In the lines below, look for "true". Copy each line where it appears.
--- DATA FOR THIS EXERCISE ---
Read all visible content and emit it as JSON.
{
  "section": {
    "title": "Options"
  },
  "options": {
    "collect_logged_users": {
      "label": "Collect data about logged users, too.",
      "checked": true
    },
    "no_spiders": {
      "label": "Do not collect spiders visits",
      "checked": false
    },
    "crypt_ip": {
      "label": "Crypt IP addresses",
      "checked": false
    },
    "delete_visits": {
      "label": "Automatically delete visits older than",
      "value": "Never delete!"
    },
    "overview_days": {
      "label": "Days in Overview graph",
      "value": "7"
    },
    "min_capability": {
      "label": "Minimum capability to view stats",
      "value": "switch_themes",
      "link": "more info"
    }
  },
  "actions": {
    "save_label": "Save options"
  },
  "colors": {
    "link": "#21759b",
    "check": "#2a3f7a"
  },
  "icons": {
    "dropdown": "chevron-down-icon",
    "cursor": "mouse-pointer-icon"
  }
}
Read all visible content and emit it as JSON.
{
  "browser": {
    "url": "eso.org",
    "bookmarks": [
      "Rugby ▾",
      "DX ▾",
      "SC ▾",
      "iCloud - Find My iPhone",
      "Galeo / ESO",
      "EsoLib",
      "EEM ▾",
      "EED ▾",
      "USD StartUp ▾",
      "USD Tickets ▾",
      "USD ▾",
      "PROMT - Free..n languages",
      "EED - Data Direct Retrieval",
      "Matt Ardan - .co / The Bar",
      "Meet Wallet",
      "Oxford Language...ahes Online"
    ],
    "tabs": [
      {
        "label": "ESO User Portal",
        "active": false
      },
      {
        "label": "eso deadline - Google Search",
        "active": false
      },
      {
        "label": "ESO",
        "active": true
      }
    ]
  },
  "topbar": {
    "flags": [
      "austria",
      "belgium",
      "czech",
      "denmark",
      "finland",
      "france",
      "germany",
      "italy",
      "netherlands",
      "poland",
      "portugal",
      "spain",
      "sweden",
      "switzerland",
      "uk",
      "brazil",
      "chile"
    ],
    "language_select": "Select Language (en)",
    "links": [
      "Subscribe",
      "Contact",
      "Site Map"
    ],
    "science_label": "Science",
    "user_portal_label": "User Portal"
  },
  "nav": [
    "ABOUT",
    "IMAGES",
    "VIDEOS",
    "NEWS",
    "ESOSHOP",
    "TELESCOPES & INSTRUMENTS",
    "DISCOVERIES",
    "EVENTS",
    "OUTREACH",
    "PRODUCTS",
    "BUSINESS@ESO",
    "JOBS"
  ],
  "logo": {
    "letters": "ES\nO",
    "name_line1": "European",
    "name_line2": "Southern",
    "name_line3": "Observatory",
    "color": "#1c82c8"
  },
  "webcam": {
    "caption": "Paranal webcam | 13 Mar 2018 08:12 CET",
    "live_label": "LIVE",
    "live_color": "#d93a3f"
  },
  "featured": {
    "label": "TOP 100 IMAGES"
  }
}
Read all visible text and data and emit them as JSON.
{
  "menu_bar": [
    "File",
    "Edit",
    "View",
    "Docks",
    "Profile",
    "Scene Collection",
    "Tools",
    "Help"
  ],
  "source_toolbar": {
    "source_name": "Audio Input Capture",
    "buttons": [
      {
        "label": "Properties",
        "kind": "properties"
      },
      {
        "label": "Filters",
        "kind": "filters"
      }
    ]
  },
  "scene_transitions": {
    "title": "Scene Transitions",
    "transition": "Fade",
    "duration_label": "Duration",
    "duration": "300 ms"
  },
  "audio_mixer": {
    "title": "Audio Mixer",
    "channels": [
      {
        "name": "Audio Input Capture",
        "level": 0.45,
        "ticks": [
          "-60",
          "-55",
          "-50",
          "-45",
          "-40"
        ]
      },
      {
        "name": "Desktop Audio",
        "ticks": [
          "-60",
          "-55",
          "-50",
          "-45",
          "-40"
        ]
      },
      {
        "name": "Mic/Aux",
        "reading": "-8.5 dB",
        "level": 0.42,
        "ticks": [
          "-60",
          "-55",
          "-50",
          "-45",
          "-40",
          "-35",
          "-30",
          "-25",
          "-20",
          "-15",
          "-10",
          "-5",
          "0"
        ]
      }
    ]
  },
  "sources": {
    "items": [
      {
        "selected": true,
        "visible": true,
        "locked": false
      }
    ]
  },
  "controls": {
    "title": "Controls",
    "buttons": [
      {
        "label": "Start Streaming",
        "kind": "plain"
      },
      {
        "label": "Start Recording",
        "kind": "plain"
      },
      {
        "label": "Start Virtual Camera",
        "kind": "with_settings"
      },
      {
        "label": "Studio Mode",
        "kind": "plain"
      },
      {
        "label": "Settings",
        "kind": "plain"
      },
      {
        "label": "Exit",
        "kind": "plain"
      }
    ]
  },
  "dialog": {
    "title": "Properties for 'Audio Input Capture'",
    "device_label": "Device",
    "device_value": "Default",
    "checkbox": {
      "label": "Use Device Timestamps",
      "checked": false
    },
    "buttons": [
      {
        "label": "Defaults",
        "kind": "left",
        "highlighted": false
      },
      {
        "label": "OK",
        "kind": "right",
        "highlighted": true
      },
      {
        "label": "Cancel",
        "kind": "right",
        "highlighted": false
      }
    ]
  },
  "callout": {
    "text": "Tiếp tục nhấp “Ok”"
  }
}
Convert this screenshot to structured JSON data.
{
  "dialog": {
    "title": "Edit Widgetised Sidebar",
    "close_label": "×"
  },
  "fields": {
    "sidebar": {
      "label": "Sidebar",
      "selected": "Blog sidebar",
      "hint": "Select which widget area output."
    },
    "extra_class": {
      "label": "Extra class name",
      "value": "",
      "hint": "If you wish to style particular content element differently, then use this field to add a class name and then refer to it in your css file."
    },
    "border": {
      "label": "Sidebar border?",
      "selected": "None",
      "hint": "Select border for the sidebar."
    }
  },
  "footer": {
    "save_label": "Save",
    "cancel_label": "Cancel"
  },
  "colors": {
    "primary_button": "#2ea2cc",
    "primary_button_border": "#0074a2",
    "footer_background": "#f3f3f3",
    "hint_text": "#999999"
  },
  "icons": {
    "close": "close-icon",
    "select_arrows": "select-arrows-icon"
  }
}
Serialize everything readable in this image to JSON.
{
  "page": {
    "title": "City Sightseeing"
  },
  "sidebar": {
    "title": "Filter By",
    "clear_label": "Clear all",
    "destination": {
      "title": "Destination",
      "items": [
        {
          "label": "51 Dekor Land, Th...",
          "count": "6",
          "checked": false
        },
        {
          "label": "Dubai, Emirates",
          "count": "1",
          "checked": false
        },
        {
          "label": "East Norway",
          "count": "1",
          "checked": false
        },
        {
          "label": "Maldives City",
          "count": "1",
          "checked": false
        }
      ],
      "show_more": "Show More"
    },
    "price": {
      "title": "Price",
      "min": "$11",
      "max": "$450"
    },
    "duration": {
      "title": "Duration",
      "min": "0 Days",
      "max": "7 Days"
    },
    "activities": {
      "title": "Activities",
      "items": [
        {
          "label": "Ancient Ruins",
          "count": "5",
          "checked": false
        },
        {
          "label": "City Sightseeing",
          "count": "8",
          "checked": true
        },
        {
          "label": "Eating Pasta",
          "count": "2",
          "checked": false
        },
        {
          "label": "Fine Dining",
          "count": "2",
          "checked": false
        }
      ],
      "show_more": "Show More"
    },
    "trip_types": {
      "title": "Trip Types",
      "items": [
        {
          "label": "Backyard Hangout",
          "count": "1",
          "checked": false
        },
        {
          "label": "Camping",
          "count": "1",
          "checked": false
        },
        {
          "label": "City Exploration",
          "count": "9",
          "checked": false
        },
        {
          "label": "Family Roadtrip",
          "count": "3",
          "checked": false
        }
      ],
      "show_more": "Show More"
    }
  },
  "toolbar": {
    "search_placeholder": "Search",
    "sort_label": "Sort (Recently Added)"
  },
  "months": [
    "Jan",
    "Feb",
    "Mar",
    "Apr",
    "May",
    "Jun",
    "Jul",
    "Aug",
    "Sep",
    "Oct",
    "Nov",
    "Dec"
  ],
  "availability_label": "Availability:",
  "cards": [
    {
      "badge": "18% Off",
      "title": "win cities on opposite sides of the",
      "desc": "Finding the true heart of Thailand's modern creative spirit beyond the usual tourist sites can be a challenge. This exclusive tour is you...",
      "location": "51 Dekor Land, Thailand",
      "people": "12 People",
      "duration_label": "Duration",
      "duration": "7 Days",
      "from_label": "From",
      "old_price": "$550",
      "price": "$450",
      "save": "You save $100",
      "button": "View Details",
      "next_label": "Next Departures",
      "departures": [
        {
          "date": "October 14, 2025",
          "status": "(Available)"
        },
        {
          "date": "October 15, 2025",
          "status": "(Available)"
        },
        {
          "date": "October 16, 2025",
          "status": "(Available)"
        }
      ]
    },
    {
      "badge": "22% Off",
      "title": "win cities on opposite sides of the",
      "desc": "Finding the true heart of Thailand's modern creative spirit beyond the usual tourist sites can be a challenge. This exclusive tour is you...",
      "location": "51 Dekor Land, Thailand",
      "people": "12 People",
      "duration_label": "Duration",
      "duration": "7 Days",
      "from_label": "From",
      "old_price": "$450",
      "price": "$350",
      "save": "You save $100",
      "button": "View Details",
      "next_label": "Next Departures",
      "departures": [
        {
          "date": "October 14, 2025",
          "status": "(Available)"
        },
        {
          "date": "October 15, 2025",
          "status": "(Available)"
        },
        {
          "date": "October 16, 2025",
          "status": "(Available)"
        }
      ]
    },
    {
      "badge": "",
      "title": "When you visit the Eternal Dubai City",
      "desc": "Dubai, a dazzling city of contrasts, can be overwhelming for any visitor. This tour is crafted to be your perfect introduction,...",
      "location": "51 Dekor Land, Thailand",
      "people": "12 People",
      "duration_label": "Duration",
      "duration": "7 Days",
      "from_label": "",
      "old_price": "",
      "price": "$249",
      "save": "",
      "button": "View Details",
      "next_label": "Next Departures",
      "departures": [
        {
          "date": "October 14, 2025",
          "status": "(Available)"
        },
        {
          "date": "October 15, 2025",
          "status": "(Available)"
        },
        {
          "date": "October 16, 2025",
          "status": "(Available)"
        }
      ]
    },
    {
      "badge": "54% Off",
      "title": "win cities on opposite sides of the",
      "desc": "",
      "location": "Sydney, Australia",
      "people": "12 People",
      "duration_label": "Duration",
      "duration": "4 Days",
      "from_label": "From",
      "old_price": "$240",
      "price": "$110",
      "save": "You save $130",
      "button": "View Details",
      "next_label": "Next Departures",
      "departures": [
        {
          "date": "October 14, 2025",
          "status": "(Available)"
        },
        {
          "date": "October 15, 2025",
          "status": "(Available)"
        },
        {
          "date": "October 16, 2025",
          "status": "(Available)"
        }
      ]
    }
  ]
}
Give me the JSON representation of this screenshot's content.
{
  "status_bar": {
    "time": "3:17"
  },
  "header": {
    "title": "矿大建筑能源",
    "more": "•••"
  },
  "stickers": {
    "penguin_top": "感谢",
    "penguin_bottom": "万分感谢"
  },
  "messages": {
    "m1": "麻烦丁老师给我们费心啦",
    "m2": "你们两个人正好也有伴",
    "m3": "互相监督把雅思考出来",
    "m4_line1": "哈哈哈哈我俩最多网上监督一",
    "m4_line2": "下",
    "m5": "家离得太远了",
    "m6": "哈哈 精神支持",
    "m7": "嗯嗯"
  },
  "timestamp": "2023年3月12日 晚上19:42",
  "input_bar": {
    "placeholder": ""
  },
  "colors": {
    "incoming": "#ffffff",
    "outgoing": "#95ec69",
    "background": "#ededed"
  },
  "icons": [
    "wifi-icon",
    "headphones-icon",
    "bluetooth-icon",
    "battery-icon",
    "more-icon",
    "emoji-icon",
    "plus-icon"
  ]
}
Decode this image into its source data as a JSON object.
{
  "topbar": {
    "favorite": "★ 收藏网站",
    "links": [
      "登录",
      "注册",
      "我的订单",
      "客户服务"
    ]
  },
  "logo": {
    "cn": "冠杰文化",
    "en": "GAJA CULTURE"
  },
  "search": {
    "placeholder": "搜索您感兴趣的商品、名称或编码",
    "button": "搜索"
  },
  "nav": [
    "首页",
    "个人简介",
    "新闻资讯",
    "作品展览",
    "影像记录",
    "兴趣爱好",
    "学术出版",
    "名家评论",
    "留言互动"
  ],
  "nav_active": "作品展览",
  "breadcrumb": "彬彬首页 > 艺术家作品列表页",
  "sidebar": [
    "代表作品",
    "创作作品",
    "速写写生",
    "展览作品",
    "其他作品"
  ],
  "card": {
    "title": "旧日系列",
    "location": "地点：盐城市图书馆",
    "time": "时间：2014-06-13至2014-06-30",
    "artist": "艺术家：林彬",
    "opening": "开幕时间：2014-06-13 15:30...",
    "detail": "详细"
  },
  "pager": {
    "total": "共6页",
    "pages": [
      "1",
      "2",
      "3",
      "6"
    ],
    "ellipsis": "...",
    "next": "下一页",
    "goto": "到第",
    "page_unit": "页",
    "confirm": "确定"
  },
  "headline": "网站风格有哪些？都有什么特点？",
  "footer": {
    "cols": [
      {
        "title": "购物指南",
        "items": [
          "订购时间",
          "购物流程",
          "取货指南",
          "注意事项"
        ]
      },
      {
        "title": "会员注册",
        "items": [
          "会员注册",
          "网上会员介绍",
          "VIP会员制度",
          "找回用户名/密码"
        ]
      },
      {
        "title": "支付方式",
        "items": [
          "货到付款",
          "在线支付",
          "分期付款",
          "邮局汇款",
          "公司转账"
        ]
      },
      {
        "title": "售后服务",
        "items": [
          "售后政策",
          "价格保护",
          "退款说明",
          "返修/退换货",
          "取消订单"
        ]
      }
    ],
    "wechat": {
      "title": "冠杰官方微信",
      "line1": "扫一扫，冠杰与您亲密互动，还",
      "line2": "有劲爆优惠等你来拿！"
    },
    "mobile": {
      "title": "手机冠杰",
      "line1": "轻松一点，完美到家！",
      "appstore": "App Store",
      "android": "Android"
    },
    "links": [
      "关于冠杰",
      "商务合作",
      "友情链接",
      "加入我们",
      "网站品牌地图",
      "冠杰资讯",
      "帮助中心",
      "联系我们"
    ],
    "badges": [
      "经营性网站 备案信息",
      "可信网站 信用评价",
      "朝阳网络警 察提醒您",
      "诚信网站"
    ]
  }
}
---
TASK SOLUTION:
      "checked": true
        "active": true
        "selected": true,
        "visible": true,
        "highlighted": true
          "checked": true
      "desc": "Finding the true heart of Thailand's modern creative spirit beyond the usual tourist sites can be a challenge. This exclusive tour is you...",
      "desc": "Finding the true heart of Thailand's modern creative spirit beyond the usual tourist sites can be a challenge. This exclusive tour is you...",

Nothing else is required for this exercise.